Finally, four days in, I had a well organized tale and could begin turning it into  a story.  Although this was an exercise to clear the cobwebs it turned out to produce a half-decent short story, which was an added benefit.  The takeaway on this is to remind myself to stay creative, even if it means heading off in a completely different direction.

To add to my pleasure, I also received a contract for another piece.

Saturday, November 3, 2012


Two rejections so far this week.  After being in this writing business for so long these rejections shouldn't bother me - part of the game, says I.  Yet, despite the agonizing frequency of such, each rejection feels like a dagger plunged into my heart.  A simple rejection shouldn't make me feel that I've failed, shouldn't make me think I've wasted hours, days, weeks, or months of agonizing over a word, a phrase, a passage, and shouldn't make me doubt my skills.  I know it's a simple statement of editorial preference, nothing more, so it shouldn't hurt, but it does.
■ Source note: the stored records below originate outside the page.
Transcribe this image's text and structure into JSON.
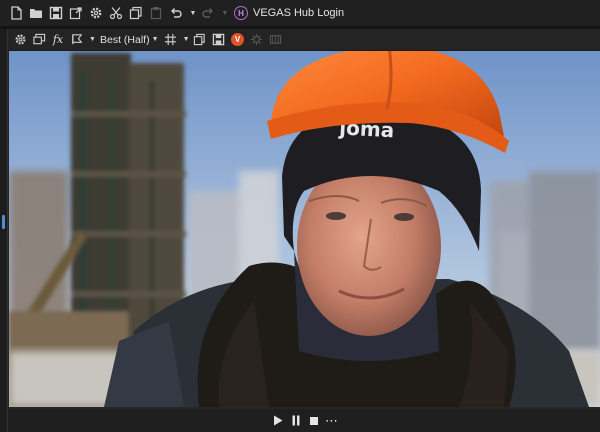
{
  "window": {
    "hub_badge": "H",
    "hub_label": "VEGAS Hub Login"
  },
  "preview_toolbar": {
    "fx_label": "fx",
    "quality": "Best (Half)",
    "vegas_badge": "V"
  },
  "transport": {
    "more_label": "⋯"
  },
  "colors": {
    "accent": "#b36ad6",
    "vegas_orange": "#e0532a",
    "focus_blue": "#4a90d9"
  }
}
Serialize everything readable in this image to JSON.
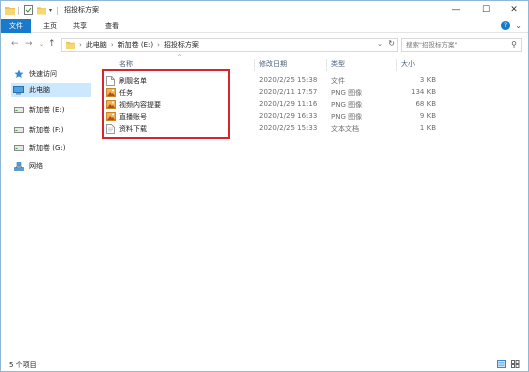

Damn, you'd think after all these years I'd have built up some scar tissue to insulate me from the realities of spec writing, but I haven't.  Thanks to today's e-submission and response system I don't even have a letter I can tear up in frustration.  The boundless enthusiasm I have for writing instantly dissipates with each ever-so-neutral "thank-you-very-much- but..." rejection and, for moments after, I feel that all that effort and time put into that piece was wasted.

Two rejections in as many days tells me that finishing any of the WIP --three novels plus a dozen short stories in varying levels of draft-- and selling them is vanishingly small.

Time for assessment of my WIP, says I: Is this what it comes down to in the end; the realization that fighting to get your stories published in a dwindling market os a futile effort, to swim against the shifting tides of editorial preferences, or fight against the fall of dark night from which no one can turn?  What the shit?  Why should I put so much time and attention, my heart and should, into writing only to see my stories rejected and rejected and rejected until I feel like screaming. Why do I put myself through this? Why? Why? Why? Give me a single reason not to turn off the damn computer and walk away from this madness  Maybe it's just not worth it any more.

But then I think: Maybe the next editor won't reject these and there's the new short and that pile of WIP to finish.....